High cholesterol is considered a risk factor for heart attack for both men and women, but a new study suggests it might be more risky for men.
The study, published in the journal Epidemiology, shows that middle-aged men have a higher risk of having their first heart attack if they have high cholesterol levels, than their female peers.
"Our results suggest that in middle age, high cholesterol levels are much more detrimental for men than women, so that prevention efforts in this age group will have a greater potential to reduce the occurrence of a first heart attack in men," study researcher Erik Madssen, of the Department of Circulation and Medical Imaging at the Norwegian University of Science and Technology, said in a statement.
The study was based on data from the Nord-Trøndelag Health Study 2, which was conducted between 1995 and 1997 in Nord Trøndelag, Norway. There were 65,000 people in the study, but researchers kept their study restricted to people younger than age 60, which resulted in 23,525 women and 20,725 men.
They followed up with the study participants 12 years later to see who had experienced a first heart attack; at this time 157 women had had a heart attack and 553 men had had a heart attack.
Researchers found that high cholesterol seemed to enhance the risk of heart attack for men more than for women.
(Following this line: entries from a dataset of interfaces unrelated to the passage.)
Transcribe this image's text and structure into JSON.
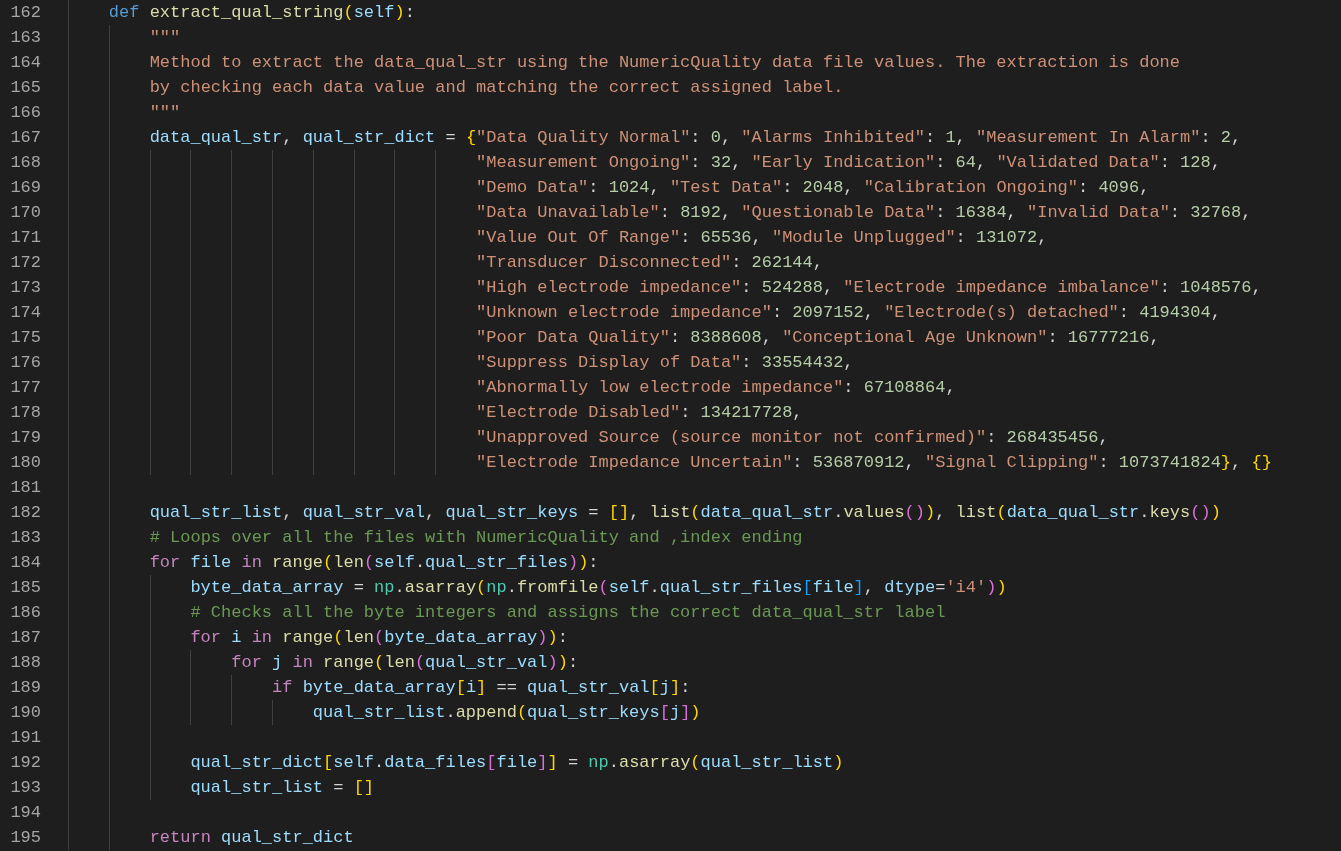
{
  "editor": {
    "lines": [
      {
        "number": "162",
        "tokens": [
          {
            "kind": "kw",
            "text": "    def "
          },
          {
            "kind": "fn",
            "text": "extract_qual_string"
          },
          {
            "kind": "b1",
            "text": "("
          },
          {
            "kind": "var",
            "text": "self"
          },
          {
            "kind": "b1",
            "text": ")"
          },
          {
            "kind": "p",
            "text": ":"
          }
        ]
      },
      {
        "number": "163",
        "tokens": [
          {
            "kind": "str",
            "text": "        \"\"\""
          }
        ]
      },
      {
        "number": "164",
        "tokens": [
          {
            "kind": "str",
            "text": "        Method to extract the data_qual_str using the NumericQuality data file values. The extraction is done"
          }
        ]
      },
      {
        "number": "165",
        "tokens": [
          {
            "kind": "str",
            "text": "        by checking each data value and matching the correct assigned label."
          }
        ]
      },
      {
        "number": "166",
        "tokens": [
          {
            "kind": "str",
            "text": "        \"\"\""
          }
        ]
      },
      {
        "number": "167",
        "tokens": [
          {
            "kind": "var",
            "text": "        data_qual_str"
          },
          {
            "kind": "p",
            "text": ", "
          },
          {
            "kind": "var",
            "text": "qual_str_dict"
          },
          {
            "kind": "p",
            "text": " = "
          },
          {
            "kind": "b1",
            "text": "{"
          },
          {
            "kind": "str",
            "text": "\"Data Quality Normal\""
          },
          {
            "kind": "p",
            "text": ": "
          },
          {
            "kind": "num",
            "text": "0"
          },
          {
            "kind": "p",
            "text": ", "
          },
          {
            "kind": "str",
            "text": "\"Alarms Inhibited\""
          },
          {
            "kind": "p",
            "text": ": "
          },
          {
            "kind": "num",
            "text": "1"
          },
          {
            "kind": "p",
            "text": ", "
          },
          {
            "kind": "str",
            "text": "\"Measurement In Alarm\""
          },
          {
            "kind": "p",
            "text": ": "
          },
          {
            "kind": "num",
            "text": "2"
          },
          {
            "kind": "p",
            "text": ","
          }
        ]
      },
      {
        "number": "168",
        "tokens": [
          {
            "kind": "str",
            "text": "                                        \"Measurement Ongoing\""
          },
          {
            "kind": "p",
            "text": ": "
          },
          {
            "kind": "num",
            "text": "32"
          },
          {
            "kind": "p",
            "text": ", "
          },
          {
            "kind": "str",
            "text": "\"Early Indication\""
          },
          {
            "kind": "p",
            "text": ": "
          },
          {
            "kind": "num",
            "text": "64"
          },
          {
            "kind": "p",
            "text": ", "
          },
          {
            "kind": "str",
            "text": "\"Validated Data\""
          },
          {
            "kind": "p",
            "text": ": "
          },
          {
            "kind": "num",
            "text": "128"
          },
          {
            "kind": "p",
            "text": ","
          }
        ]
      },
      {
        "number": "169",
        "tokens": [
          {
            "kind": "str",
            "text": "                                        \"Demo Data\""
          },
          {
            "kind": "p",
            "text": ": "
          },
          {
            "kind": "num",
            "text": "1024"
          },
          {
            "kind": "p",
            "text": ", "
          },
          {
            "kind": "str",
            "text": "\"Test Data\""
          },
          {
            "kind": "p",
            "text": ": "
          },
          {
            "kind": "num",
            "text": "2048"
          },
          {
            "kind": "p",
            "text": ", "
          },
          {
            "kind": "str",
            "text": "\"Calibration Ongoing\""
          },
          {
            "kind": "p",
            "text": ": "
          },
          {
            "kind": "num",
            "text": "4096"
          },
          {
            "kind": "p",
            "text": ","
          }
        ]
      },
      {
        "number": "170",
        "tokens": [
          {
            "kind": "str",
            "text": "                                        \"Data Unavailable\""
          },
          {
            "kind": "p",
            "text": ": "
          },
          {
            "kind": "num",
            "text": "8192"
          },
          {
            "kind": "p",
            "text": ", "
          },
          {
            "kind": "str",
            "text": "\"Questionable Data\""
          },
          {
            "kind": "p",
            "text": ": "
          },
          {
            "kind": "num",
            "text": "16384"
          },
          {
            "kind": "p",
            "text": ", "
          },
          {
            "kind": "str",
            "text": "\"Invalid Data\""
          },
          {
            "kind": "p",
            "text": ": "
          },
          {
            "kind": "num",
            "text": "32768"
          },
          {
            "kind": "p",
            "text": ","
          }
        ]
      },
      {
        "number": "171",
        "tokens": [
          {
            "kind": "str",
            "text": "                                        \"Value Out Of Range\""
          },
          {
            "kind": "p",
            "text": ": "
          },
          {
            "kind": "num",
            "text": "65536"
          },
          {
            "kind": "p",
            "text": ", "
          },
          {
            "kind": "str",
            "text": "\"Module Unplugged\""
          },
          {
            "kind": "p",
            "text": ": "
          },
          {
            "kind": "num",
            "text": "131072"
          },
          {
            "kind": "p",
            "text": ","
          }
        ]
      },
      {
        "number": "172",
        "tokens": [
          {
            "kind": "str",
            "text": "                                        \"Transducer Disconnected\""
          },
          {
            "kind": "p",
            "text": ": "
          },
          {
            "kind": "num",
            "text": "262144"
          },
          {
            "kind": "p",
            "text": ","
          }
        ]
      },
      {
        "number": "173",
        "tokens": [
          {
            "kind": "str",
            "text": "                                        \"High electrode impedance\""
          },
          {
            "kind": "p",
            "text": ": "
          },
          {
            "kind": "num",
            "text": "524288"
          },
          {
            "kind": "p",
            "text": ", "
          },
          {
            "kind": "str",
            "text": "\"Electrode impedance imbalance\""
          },
          {
            "kind": "p",
            "text": ": "
          },
          {
            "kind": "num",
            "text": "1048576"
          },
          {
            "kind": "p",
            "text": ","
          }
        ]
      },
      {
        "number": "174",
        "tokens": [
          {
            "kind": "str",
            "text": "                                        \"Unknown electrode impedance\""
          },
          {
            "kind": "p",
            "text": ": "
          },
          {
            "kind": "num",
            "text": "2097152"
          },
          {
            "kind": "p",
            "text": ", "
          },
          {
            "kind": "str",
            "text": "\"Electrode(s) detached\""
          },
          {
            "kind": "p",
            "text": ": "
          },
          {
            "kind": "num",
            "text": "4194304"
          },
          {
            "kind": "p",
            "text": ","
          }
        ]
      },
      {
        "number": "175",
        "tokens": [
          {
            "kind": "str",
            "text": "                                        \"Poor Data Quality\""
          },
          {
            "kind": "p",
            "text": ": "
          },
          {
            "kind": "num",
            "text": "8388608"
          },
          {
            "kind": "p",
            "text": ", "
          },
          {
            "kind": "str",
            "text": "\"Conceptional Age Unknown\""
          },
          {
            "kind": "p",
            "text": ": "
          },
          {
            "kind": "num",
            "text": "16777216"
          },
          {
            "kind": "p",
            "text": ","
          }
        ]
      },
      {
        "number": "176",
        "tokens": [
          {
            "kind": "str",
            "text": "                                        \"Suppress Display of Data\""
          },
          {
            "kind": "p",
            "text": ": "
          },
          {
            "kind": "num",
            "text": "33554432"
          },
          {
            "kind": "p",
            "text": ","
          }
        ]
      },
      {
        "number": "177",
        "tokens": [
          {
            "kind": "str",
            "text": "                                        \"Abnormally low electrode impedance\""
          },
          {
            "kind": "p",
            "text": ": "
          },
          {
            "kind": "num",
            "text": "67108864"
          },
          {
            "kind": "p",
            "text": ","
          }
        ]
      },
      {
        "number": "178",
        "tokens": [
          {
            "kind": "str",
            "text": "                                        \"Electrode Disabled\""
          },
          {
            "kind": "p",
            "text": ": "
          },
          {
            "kind": "num",
            "text": "134217728"
          },
          {
            "kind": "p",
            "text": ","
          }
        ]
      },
      {
        "number": "179",
        "tokens": [
          {
            "kind": "str",
            "text": "                                        \"Unapproved Source (source monitor not confirmed)\""
          },
          {
            "kind": "p",
            "text": ": "
          },
          {
            "kind": "num",
            "text": "268435456"
          },
          {
            "kind": "p",
            "text": ","
          }
        ]
      },
      {
        "number": "180",
        "tokens": [
          {
            "kind": "str",
            "text": "                                        \"Electrode Impedance Uncertain\""
          },
          {
            "kind": "p",
            "text": ": "
          },
          {
            "kind": "num",
            "text": "536870912"
          },
          {
            "kind": "p",
            "text": ", "
          },
          {
            "kind": "str",
            "text": "\"Signal Clipping\""
          },
          {
            "kind": "p",
            "text": ": "
          },
          {
            "kind": "num",
            "text": "1073741824"
          },
          {
            "kind": "b1",
            "text": "}"
          },
          {
            "kind": "p",
            "text": ", "
          },
          {
            "kind": "b1",
            "text": "{}"
          }
        ]
      },
      {
        "number": "181"
      },
      {
        "number": "182",
        "tokens": [
          {
            "kind": "var",
            "text": "        qual_str_list"
          },
          {
            "kind": "p",
            "text": ", "
          },
          {
            "kind": "var",
            "text": "qual_str_val"
          },
          {
            "kind": "p",
            "text": ", "
          },
          {
            "kind": "var",
            "text": "qual_str_keys"
          },
          {
            "kind": "p",
            "text": " = "
          },
          {
            "kind": "b1",
            "text": "[]"
          },
          {
            "kind": "p",
            "text": ", "
          },
          {
            "kind": "fn",
            "text": "list"
          },
          {
            "kind": "b1",
            "text": "("
          },
          {
            "kind": "var",
            "text": "data_qual_str"
          },
          {
            "kind": "p",
            "text": "."
          },
          {
            "kind": "fn",
            "text": "values"
          },
          {
            "kind": "b2",
            "text": "()"
          },
          {
            "kind": "b1",
            "text": ")"
          },
          {
            "kind": "p",
            "text": ", "
          },
          {
            "kind": "fn",
            "text": "list"
          },
          {
            "kind": "b1",
            "text": "("
          },
          {
            "kind": "var",
            "text": "data_qual_str"
          },
          {
            "kind": "p",
            "text": "."
          },
          {
            "kind": "fn",
            "text": "keys"
          },
          {
            "kind": "b2",
            "text": "()"
          },
          {
            "kind": "b1",
            "text": ")"
          }
        ]
      },
      {
        "number": "183",
        "tokens": [
          {
            "kind": "cm",
            "text": "        # Loops over all the files with NumericQuality and ,index ending"
          }
        ]
      },
      {
        "number": "184",
        "tokens": [
          {
            "kind": "ctl",
            "text": "        for "
          },
          {
            "kind": "var",
            "text": "file "
          },
          {
            "kind": "ctl",
            "text": "in "
          },
          {
            "kind": "fn",
            "text": "range"
          },
          {
            "kind": "b1",
            "text": "("
          },
          {
            "kind": "fn",
            "text": "len"
          },
          {
            "kind": "b2",
            "text": "("
          },
          {
            "kind": "var",
            "text": "self"
          },
          {
            "kind": "p",
            "text": "."
          },
          {
            "kind": "var",
            "text": "qual_str_files"
          },
          {
            "kind": "b2",
            "text": ")"
          },
          {
            "kind": "b1",
            "text": ")"
          },
          {
            "kind": "p",
            "text": ":"
          }
        ]
      },
      {
        "number": "185",
        "tokens": [
          {
            "kind": "var",
            "text": "            byte_data_array"
          },
          {
            "kind": "p",
            "text": " = "
          },
          {
            "kind": "cls",
            "text": "np"
          },
          {
            "kind": "p",
            "text": "."
          },
          {
            "kind": "fn",
            "text": "asarray"
          },
          {
            "kind": "b1",
            "text": "("
          },
          {
            "kind": "cls",
            "text": "np"
          },
          {
            "kind": "p",
            "text": "."
          },
          {
            "kind": "fn",
            "text": "fromfile"
          },
          {
            "kind": "b2",
            "text": "("
          },
          {
            "kind": "var",
            "text": "self"
          },
          {
            "kind": "p",
            "text": "."
          },
          {
            "kind": "var",
            "text": "qual_str_files"
          },
          {
            "kind": "b3",
            "text": "["
          },
          {
            "kind": "var",
            "text": "file"
          },
          {
            "kind": "b3",
            "text": "]"
          },
          {
            "kind": "p",
            "text": ", "
          },
          {
            "kind": "var",
            "text": "dtype"
          },
          {
            "kind": "p",
            "text": "="
          },
          {
            "kind": "str",
            "text": "'i4'"
          },
          {
            "kind": "b2",
            "text": ")"
          },
          {
            "kind": "b1",
            "text": ")"
          }
        ]
      },
      {
        "number": "186",
        "tokens": [
          {
            "kind": "cm",
            "text": "            # Checks all the byte integers and assigns the correct data_qual_str label"
          }
        ]
      },
      {
        "number": "187",
        "tokens": [
          {
            "kind": "ctl",
            "text": "            for "
          },
          {
            "kind": "var",
            "text": "i "
          },
          {
            "kind": "ctl",
            "text": "in "
          },
          {
            "kind": "fn",
            "text": "range"
          },
          {
            "kind": "b1",
            "text": "("
          },
          {
            "kind": "fn",
            "text": "len"
          },
          {
            "kind": "b2",
            "text": "("
          },
          {
            "kind": "var",
            "text": "byte_data_array"
          },
          {
            "kind": "b2",
            "text": ")"
          },
          {
            "kind": "b1",
            "text": ")"
          },
          {
            "kind": "p",
            "text": ":"
          }
        ]
      },
      {
        "number": "188",
        "tokens": [
          {
            "kind": "ctl",
            "text": "                for "
          },
          {
            "kind": "var",
            "text": "j "
          },
          {
            "kind": "ctl",
            "text": "in "
          },
          {
            "kind": "fn",
            "text": "range"
          },
          {
            "kind": "b1",
            "text": "("
          },
          {
            "kind": "fn",
            "text": "len"
          },
          {
            "kind": "b2",
            "text": "("
          },
          {
            "kind": "var",
            "text": "qual_str_val"
          },
          {
            "kind": "b2",
            "text": ")"
          },
          {
            "kind": "b1",
            "text": ")"
          },
          {
            "kind": "p",
            "text": ":"
          }
        ]
      },
      {
        "number": "189",
        "tokens": [
          {
            "kind": "ctl",
            "text": "                    if "
          },
          {
            "kind": "var",
            "text": "byte_data_array"
          },
          {
            "kind": "b1",
            "text": "["
          },
          {
            "kind": "var",
            "text": "i"
          },
          {
            "kind": "b1",
            "text": "]"
          },
          {
            "kind": "p",
            "text": " == "
          },
          {
            "kind": "var",
            "text": "qual_str_val"
          },
          {
            "kind": "b1",
            "text": "["
          },
          {
            "kind": "var",
            "text": "j"
          },
          {
            "kind": "b1",
            "text": "]"
          },
          {
            "kind": "p",
            "text": ":"
          }
        ]
      },
      {
        "number": "190",
        "tokens": [
          {
            "kind": "var",
            "text": "                        qual_str_list"
          },
          {
            "kind": "p",
            "text": "."
          },
          {
            "kind": "fn",
            "text": "append"
          },
          {
            "kind": "b1",
            "text": "("
          },
          {
            "kind": "var",
            "text": "qual_str_keys"
          },
          {
            "kind": "b2",
            "text": "["
          },
          {
            "kind": "var",
            "text": "j"
          },
          {
            "kind": "b2",
            "text": "]"
          },
          {
            "kind": "b1",
            "text": ")"
          }
        ]
      },
      {
        "number": "191"
      },
      {
        "number": "192",
        "tokens": [
          {
            "kind": "var",
            "text": "            qual_str_dict"
          },
          {
            "kind": "b1",
            "text": "["
          },
          {
            "kind": "var",
            "text": "self"
          },
          {
            "kind": "p",
            "text": "."
          },
          {
            "kind": "var",
            "text": "data_files"
          },
          {
            "kind": "b2",
            "text": "["
          },
          {
            "kind": "var",
            "text": "file"
          },
          {
            "kind": "b2",
            "text": "]"
          },
          {
            "kind": "b1",
            "text": "]"
          },
          {
            "kind": "p",
            "text": " = "
          },
          {
            "kind": "cls",
            "text": "np"
          },
          {
            "kind": "p",
            "text": "."
          },
          {
            "kind": "fn",
            "text": "asarray"
          },
          {
            "kind": "b1",
            "text": "("
          },
          {
            "kind": "var",
            "text": "qual_str_list"
          },
          {
            "kind": "b1",
            "text": ")"
          }
        ]
      },
      {
        "number": "193",
        "tokens": [
          {
            "kind": "var",
            "text": "            qual_str_list"
          },
          {
            "kind": "p",
            "text": " = "
          },
          {
            "kind": "b1",
            "text": "[]"
          }
        ]
      },
      {
        "number": "194"
      },
      {
        "number": "195",
        "tokens": [
          {
            "kind": "ctl",
            "text": "        return "
          },
          {
            "kind": "var",
            "text": "qual_str_dict"
          }
        ]
      }
    ]
  }
}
However, they found that obesity and high blood pressure were "equally detrimental for men and women in relation to AMI [acute myocardial infarction] risk," they wrote in the study.
High cholesterol can be a risk factor for heart disease because it causes hardening and narrowing of arteries, making it difficult for blood to get to the heart, according to the Mayo Clinic. For more information on what is considered a "normal" cholesterol level, click here.